Problem description: Each line that includes "source" must be copied from the records.
**** Extracted entries ****
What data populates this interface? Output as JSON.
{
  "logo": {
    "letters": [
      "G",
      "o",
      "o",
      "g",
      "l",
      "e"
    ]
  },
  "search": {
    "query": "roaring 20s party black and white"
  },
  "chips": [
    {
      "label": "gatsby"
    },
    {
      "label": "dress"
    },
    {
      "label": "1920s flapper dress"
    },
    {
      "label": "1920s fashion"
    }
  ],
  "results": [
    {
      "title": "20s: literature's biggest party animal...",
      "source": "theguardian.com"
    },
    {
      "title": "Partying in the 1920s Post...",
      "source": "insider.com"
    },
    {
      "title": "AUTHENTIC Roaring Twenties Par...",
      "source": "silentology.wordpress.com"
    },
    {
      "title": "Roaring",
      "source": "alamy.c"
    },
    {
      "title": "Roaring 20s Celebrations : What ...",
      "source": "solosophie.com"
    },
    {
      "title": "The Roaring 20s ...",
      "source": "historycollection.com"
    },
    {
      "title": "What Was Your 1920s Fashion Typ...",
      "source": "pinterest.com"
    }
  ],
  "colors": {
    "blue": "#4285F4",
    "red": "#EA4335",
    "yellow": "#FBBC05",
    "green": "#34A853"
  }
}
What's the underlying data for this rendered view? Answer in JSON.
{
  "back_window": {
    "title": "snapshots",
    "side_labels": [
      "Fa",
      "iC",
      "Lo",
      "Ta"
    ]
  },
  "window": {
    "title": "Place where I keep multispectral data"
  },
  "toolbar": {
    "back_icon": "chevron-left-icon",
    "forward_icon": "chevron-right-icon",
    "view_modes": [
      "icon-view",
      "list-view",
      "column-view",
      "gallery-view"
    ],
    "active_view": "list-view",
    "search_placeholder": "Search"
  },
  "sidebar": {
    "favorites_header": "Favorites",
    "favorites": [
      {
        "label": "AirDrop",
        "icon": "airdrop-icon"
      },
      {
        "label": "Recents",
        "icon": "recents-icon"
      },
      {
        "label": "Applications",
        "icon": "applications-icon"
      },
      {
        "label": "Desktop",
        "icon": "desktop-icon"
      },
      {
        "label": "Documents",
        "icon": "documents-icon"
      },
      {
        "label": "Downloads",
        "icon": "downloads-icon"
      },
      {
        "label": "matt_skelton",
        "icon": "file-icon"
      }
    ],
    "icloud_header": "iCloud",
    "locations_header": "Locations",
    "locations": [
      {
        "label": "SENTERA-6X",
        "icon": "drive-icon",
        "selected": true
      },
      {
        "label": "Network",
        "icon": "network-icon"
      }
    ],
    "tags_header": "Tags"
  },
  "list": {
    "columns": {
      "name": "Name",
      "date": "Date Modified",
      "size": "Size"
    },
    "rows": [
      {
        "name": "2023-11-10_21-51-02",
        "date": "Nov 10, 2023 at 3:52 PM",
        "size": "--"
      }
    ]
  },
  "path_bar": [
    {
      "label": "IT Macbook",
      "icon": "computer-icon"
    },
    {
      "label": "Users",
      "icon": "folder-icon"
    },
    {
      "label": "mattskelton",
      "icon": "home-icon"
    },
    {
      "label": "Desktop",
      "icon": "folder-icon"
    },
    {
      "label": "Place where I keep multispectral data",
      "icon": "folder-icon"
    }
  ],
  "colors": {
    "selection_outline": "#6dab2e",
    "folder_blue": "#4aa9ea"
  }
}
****
Task result:
      "source": "theguardian.com"
      "source": "insider.com"
      "source": "silentology.wordpress.com"
      "source": "alamy.c"
      "source": "solosophie.com"
      "source": "historycollection.com"
      "source": "pinterest.com"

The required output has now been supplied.